Relationship Counseling

Relationship Counseling and My Approach

I have been a relationship counselor for a long time. In this time I have studied many of the “schools of relationship therapy” and found they all have strengths and weaknesses. I believe that it’s more important to match the therapy to the person and the couple, than it is to force feed the therapy approach. When a couple comes in, most of the time they have already tried to resolve their issues and been stuck. I have found that there are a few things necessary for couples to succeed in this therapy.

Looking at the Problem

Let’s talk about the problems that bring people into couples counseling. As good as it is when it’s good, when a relationship gets difficult, it is capable of producing extremely negative emotions – sometimes on cue. IT can seem quite puzzling that the person who had been such a source of pleasure, acceptance, understanding, fun, all of that, now is generating all this upset. The bad cycles may disappear for a time and all appears normal, but inevitably they are back, and this is all the more frustrating.

What I offer is the chance to take this apart and break up the dynamics that are causing this problem. That’s right dynamics. No matter how much it seems that it is the other person’s fault or defect, that’s only part of it. I am going to ask you to see that there are things driving this mess that can be changed, broken apart, transformed even. It’s going to be work, but if you can hang in, we can usually make positive change.

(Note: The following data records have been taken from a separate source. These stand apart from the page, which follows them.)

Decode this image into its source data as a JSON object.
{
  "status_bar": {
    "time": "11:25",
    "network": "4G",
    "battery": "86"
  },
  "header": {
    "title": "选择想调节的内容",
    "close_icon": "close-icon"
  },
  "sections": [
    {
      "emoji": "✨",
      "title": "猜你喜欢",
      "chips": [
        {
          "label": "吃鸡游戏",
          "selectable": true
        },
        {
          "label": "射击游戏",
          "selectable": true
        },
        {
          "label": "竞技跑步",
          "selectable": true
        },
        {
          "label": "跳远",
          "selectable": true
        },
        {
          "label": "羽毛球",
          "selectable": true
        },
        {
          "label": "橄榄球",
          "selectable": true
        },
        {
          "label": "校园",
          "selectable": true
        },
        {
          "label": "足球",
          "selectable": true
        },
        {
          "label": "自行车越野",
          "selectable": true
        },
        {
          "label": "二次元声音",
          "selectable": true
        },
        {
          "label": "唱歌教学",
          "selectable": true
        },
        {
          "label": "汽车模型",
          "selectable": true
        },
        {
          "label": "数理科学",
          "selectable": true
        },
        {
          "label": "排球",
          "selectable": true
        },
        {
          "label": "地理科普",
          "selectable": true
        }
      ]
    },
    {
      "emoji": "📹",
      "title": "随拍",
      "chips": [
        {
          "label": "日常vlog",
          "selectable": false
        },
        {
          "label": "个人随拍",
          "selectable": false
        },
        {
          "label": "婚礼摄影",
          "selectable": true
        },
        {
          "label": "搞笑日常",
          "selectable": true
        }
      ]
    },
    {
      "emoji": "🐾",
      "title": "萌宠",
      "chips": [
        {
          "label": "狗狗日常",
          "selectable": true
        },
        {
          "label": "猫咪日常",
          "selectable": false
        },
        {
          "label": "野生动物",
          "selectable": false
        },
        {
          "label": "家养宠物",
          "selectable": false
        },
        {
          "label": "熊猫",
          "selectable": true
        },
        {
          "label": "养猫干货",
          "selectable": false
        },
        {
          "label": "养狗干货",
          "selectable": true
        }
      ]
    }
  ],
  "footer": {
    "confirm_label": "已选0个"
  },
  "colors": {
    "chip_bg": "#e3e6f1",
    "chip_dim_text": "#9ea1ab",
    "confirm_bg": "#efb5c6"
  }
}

To succeed at this I’ve found there are a few things you are going to need to be able to do:

  • Step back from what you are feeling in the midst of being upset
  • Be willing to see there is more to this than you have captured in your picture of it
  • Be willing to put your ego aside while it is squawking.
  • Be able to try different ways of expressing your anger, hurt etc, even when it is hard to do so
  • Be able to see that there is usually a pattern of behaviors you are triggering in each other that neither really wants
  • Learn new ways of interacting that may be unfamiliar at first, but will be remedies to these problems we are seeing.

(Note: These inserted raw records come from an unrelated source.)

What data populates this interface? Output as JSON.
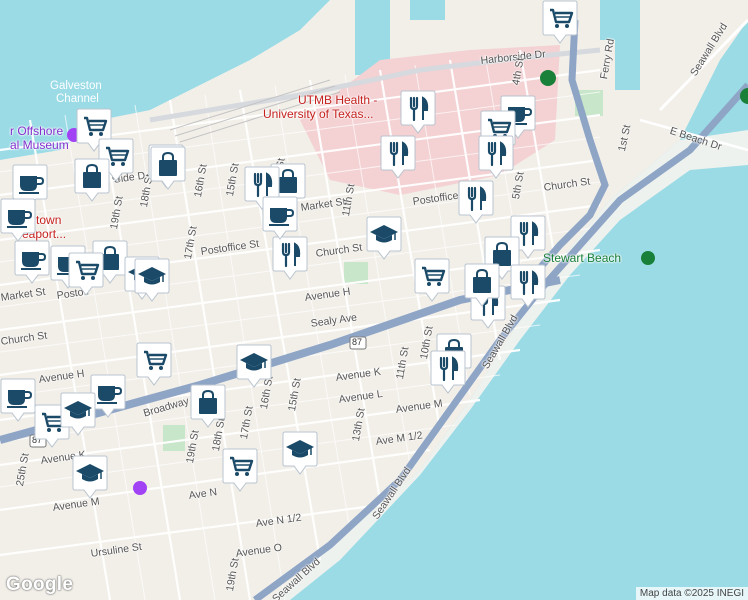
{
  "map": {
    "colors": {
      "land": "#f2efe9",
      "water": "#9adbe6",
      "hospital": "#f4d1d3",
      "park": "#c8e6c9",
      "highway": "#8ea5c6",
      "road": "#ffffff",
      "pin": "#ffffff",
      "pin_icon": "#1b4a68"
    },
    "water_labels": [
      "Galveston",
      "Channel"
    ],
    "places": [
      {
        "id": "utmb",
        "lines": [
          "UTMB Health -",
          "University of Texas..."
        ]
      },
      {
        "id": "offshore",
        "lines": [
          "r Offshore",
          "al Museum"
        ]
      },
      {
        "id": "downtown",
        "lines": [
          "owntown",
          "Seaport..."
        ]
      },
      {
        "id": "stewart-beach",
        "lines": [
          "Stewart Beach"
        ]
      }
    ],
    "streets": [
      "Harborside Dr",
      "Ferry Rd",
      "Seawall Blvd",
      "Seawall Blvd",
      "Seawall Blvd",
      "Seawall Blvd",
      "1st St",
      "E Beach Dr",
      "4th St",
      "5th St",
      "Church St",
      "Postoffice St",
      "Postoffice St",
      "Market St",
      "11th St",
      "13th St",
      "15th St",
      "16th St",
      "17th St",
      "18th St",
      "19th St",
      "Church St",
      "Avenue H",
      "Sealy Ave",
      "Avenue K",
      "11th St",
      "10th St",
      "Avenue L",
      "Avenue M",
      "Ave M 1/2",
      "13th St",
      "15th St",
      "16th St",
      "17th St",
      "18th St",
      "19th St",
      "Broadway Ave",
      "Avenue H",
      "Church St",
      "Ave N 1/2",
      "Avenue O",
      "Ursuline St",
      "Avenue M",
      "25th St",
      "19th St",
      "Ave N",
      "Avenue K",
      "Market St",
      "Postoff",
      "Side D",
      "19th St"
    ],
    "route_shields": [
      "87",
      "87"
    ],
    "attribution": "Map data ©2025 INEGI",
    "logo": "Google"
  },
  "pins": [
    {
      "type": "shopping-cart-icon"
    },
    {
      "type": "restaurant-icon"
    },
    {
      "type": "coffee-icon"
    },
    {
      "type": "shopping-cart-icon"
    },
    {
      "type": "restaurant-icon"
    },
    {
      "type": "restaurant-icon"
    },
    {
      "type": "restaurant-icon"
    },
    {
      "type": "shopping-cart-icon"
    },
    {
      "type": "restaurant-icon"
    },
    {
      "type": "restaurant-icon"
    },
    {
      "type": "school-icon"
    },
    {
      "type": "shopping-cart-icon"
    },
    {
      "type": "shopping-bag-icon"
    },
    {
      "type": "restaurant-icon"
    },
    {
      "type": "restaurant-icon"
    },
    {
      "type": "shopping-bag-icon"
    },
    {
      "type": "shopping-bag-icon"
    },
    {
      "type": "restaurant-icon"
    },
    {
      "type": "shopping-bag-icon"
    },
    {
      "type": "restaurant-icon"
    },
    {
      "type": "coffee-icon"
    },
    {
      "type": "restaurant-icon"
    },
    {
      "type": "shopping-bag-icon"
    },
    {
      "type": "shopping-cart-icon"
    },
    {
      "type": "shopping-cart-icon"
    },
    {
      "type": "shopping-bag-icon"
    },
    {
      "type": "coffee-icon"
    },
    {
      "type": "coffee-icon"
    },
    {
      "type": "coffee-icon"
    },
    {
      "type": "coffee-icon"
    },
    {
      "type": "shopping-bag-icon"
    },
    {
      "type": "shopping-cart-icon"
    },
    {
      "type": "school-icon"
    },
    {
      "type": "school-icon"
    },
    {
      "type": "shopping-cart-icon"
    },
    {
      "type": "school-icon"
    },
    {
      "type": "coffee-icon"
    },
    {
      "type": "coffee-icon"
    },
    {
      "type": "shopping-bag-icon"
    },
    {
      "type": "shopping-cart-icon"
    },
    {
      "type": "school-icon"
    },
    {
      "type": "school-icon"
    },
    {
      "type": "shopping-cart-icon"
    },
    {
      "type": "school-icon"
    }
  ]
}
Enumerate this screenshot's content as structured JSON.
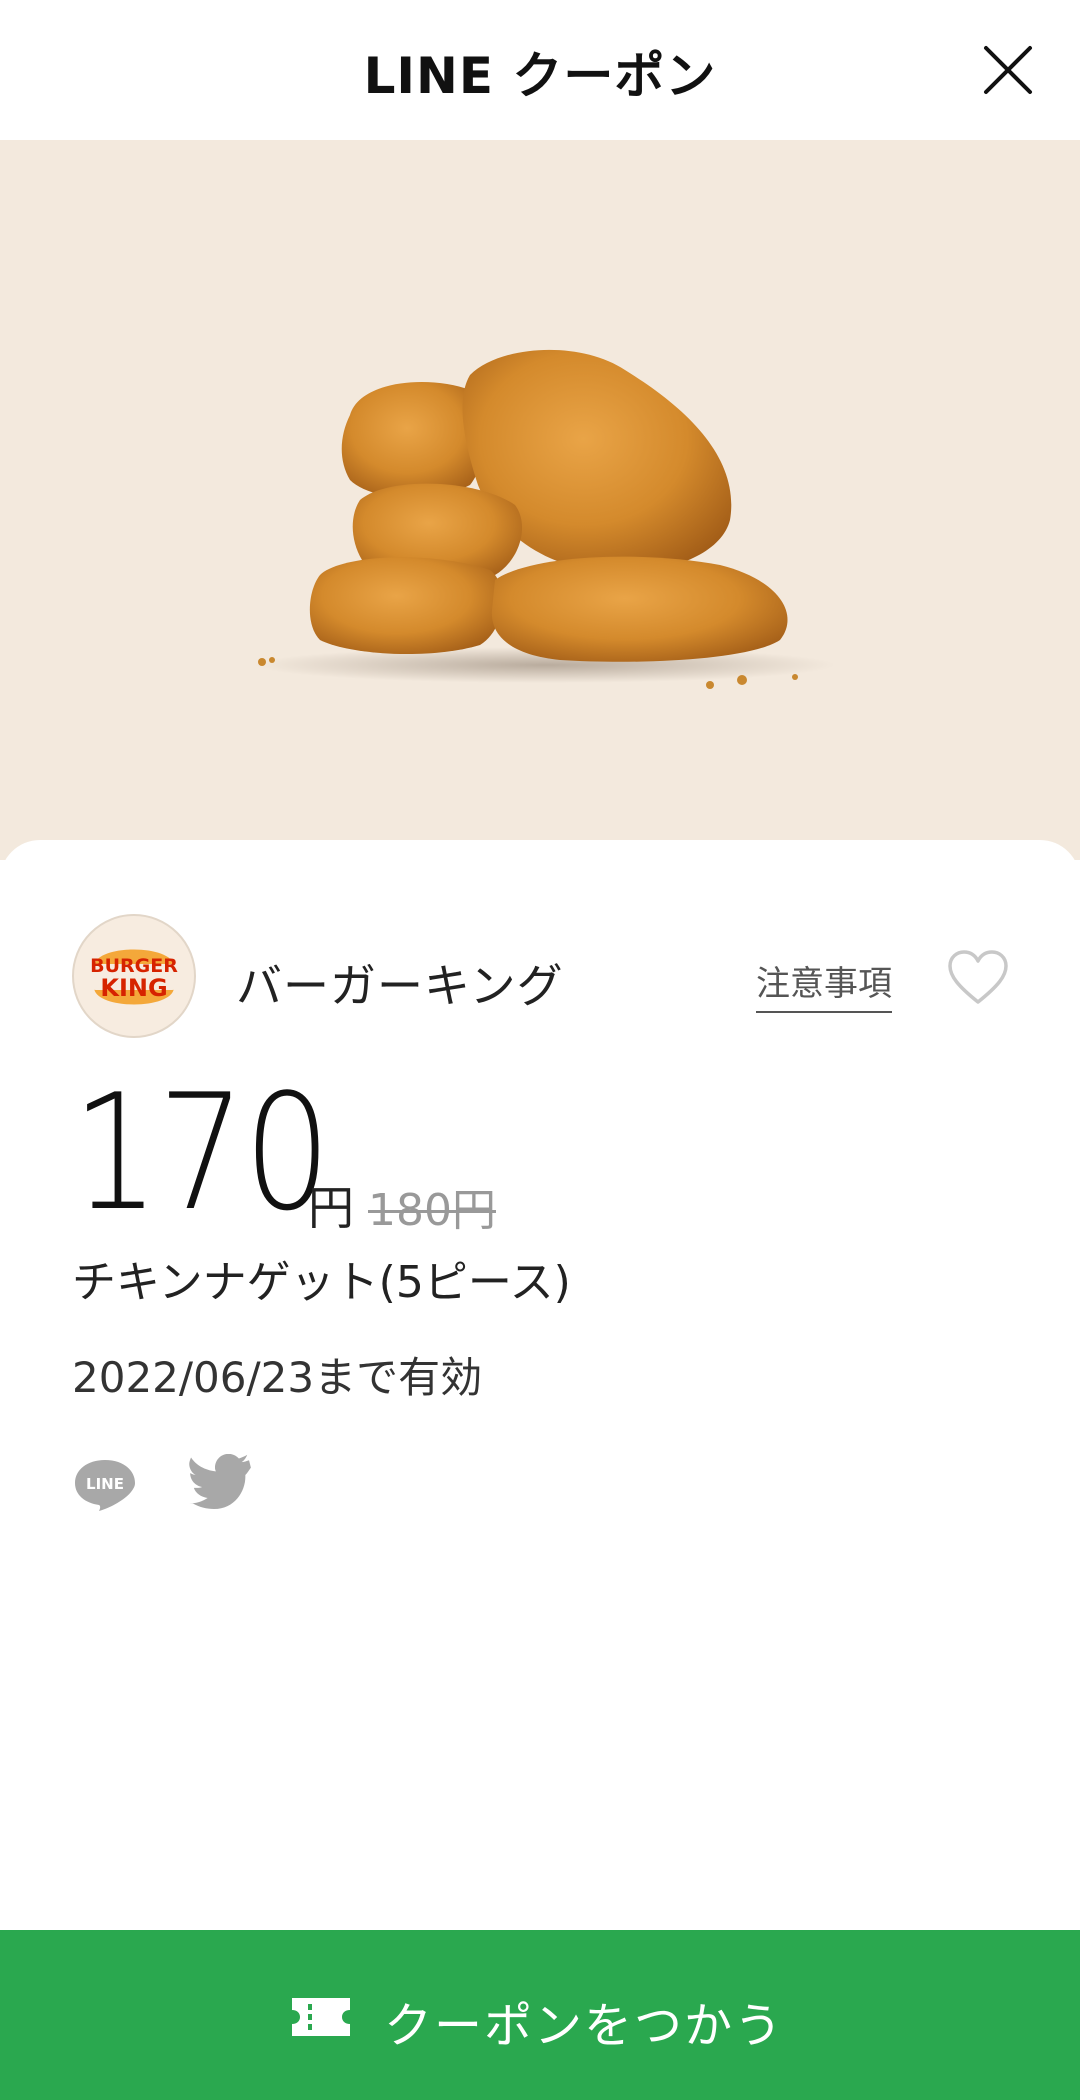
{
  "header": {
    "title": "LINE クーポン"
  },
  "brand": {
    "name": "バーガーキング",
    "logo_text_top": "BURGER",
    "logo_text_bottom": "KING"
  },
  "links": {
    "notes": "注意事項"
  },
  "price": {
    "current": "170",
    "unit": "円",
    "original": "180円"
  },
  "product": {
    "name": "チキンナゲット(5ピース)"
  },
  "validity": {
    "text": "2022/06/23まで有効"
  },
  "share": {
    "line_label": "LINE"
  },
  "cta": {
    "label": "クーポンをつかう"
  },
  "icons": {
    "close": "close-icon",
    "favorite": "heart-icon",
    "line": "line-icon",
    "twitter": "twitter-icon",
    "ticket": "ticket-icon"
  },
  "colors": {
    "cta_green": "#2aa84f",
    "hero_bg": "#f3e9dd",
    "logo_orange": "#f05a22",
    "logo_bun": "#f4a83a"
  }
}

The Point of It

Like I said, it will be work, but it’s pretty valuable work to do. You try first to achieve this within the session, and then after awhile, you start achieving it on your own. I have no hard and fast rules about how this has to happen, and I find that the most successful couples are able to adapt what I am suggesting to their own personalities and find their own way to make it work.

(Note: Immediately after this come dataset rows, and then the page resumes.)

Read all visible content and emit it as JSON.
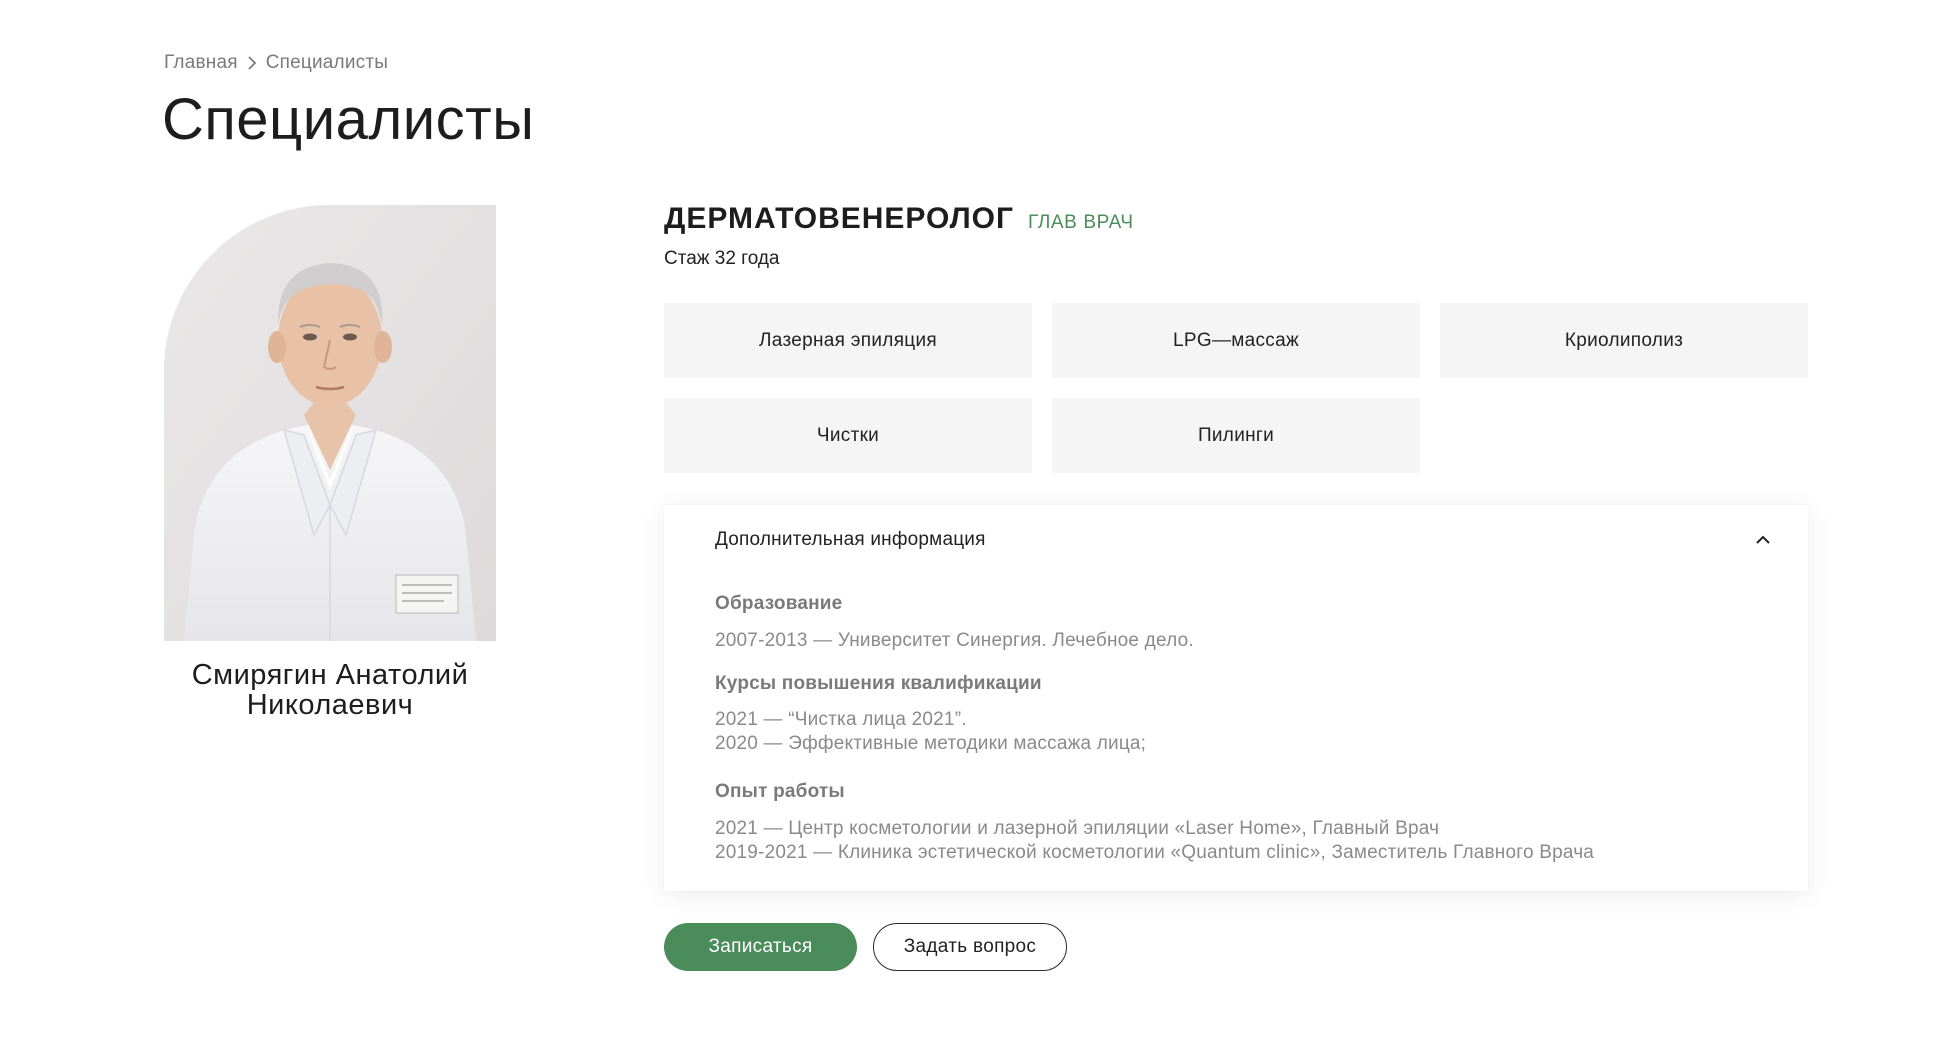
{
  "breadcrumb": {
    "items": [
      {
        "label": "Главная"
      },
      {
        "label": "Специалисты"
      }
    ]
  },
  "page": {
    "title": "Специалисты"
  },
  "doctor": {
    "name_line1": "Смирягин Анатолий",
    "name_line2": "Николаевич",
    "specialty": "ДЕРМАТОВЕНЕРОЛОГ",
    "badge": "ГЛАВ ВРАЧ",
    "experience": "Стаж 32 года"
  },
  "services": [
    {
      "label": "Лазерная эпиляция"
    },
    {
      "label": "LPG—массаж"
    },
    {
      "label": "Криолиполиз"
    },
    {
      "label": "Чистки"
    },
    {
      "label": "Пилинги"
    }
  ],
  "info": {
    "header": "Дополнительная информация",
    "expanded": true,
    "education": {
      "title": "Образование",
      "lines": [
        "2007-2013 — Университет Синергия. Лечебное дело."
      ]
    },
    "courses": {
      "title": "Курсы повышения квалификации",
      "lines": [
        "2021 — “Чистка лица 2021”.",
        "2020 — Эффективные методики массажа лица;"
      ]
    },
    "work": {
      "title": "Опыт работы",
      "lines": [
        "2021 — Центр косметологии и лазерной эпиляции «Laser Home», Главный Врач",
        "2019-2021 — Клиника эстетической косметологии «Quantum clinic», Заместитель Главного Врача"
      ]
    }
  },
  "actions": {
    "book_label": "Записаться",
    "ask_label": "Задать вопрос"
  },
  "colors": {
    "accent": "#4a8c5a",
    "text": "#222222",
    "muted": "#7a7a7a",
    "service_bg": "#f5f5f5"
  },
  "icons": {
    "breadcrumb_separator": "chevron-right-icon",
    "collapse": "chevron-up-icon"
  }
}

We are looking to break new ground, have each person change how they are used to responding to certain situations, and then get used to that till it feels normal. No miracles here, but if you can do the above things, you will find things are improving, both are growing, and life can improve.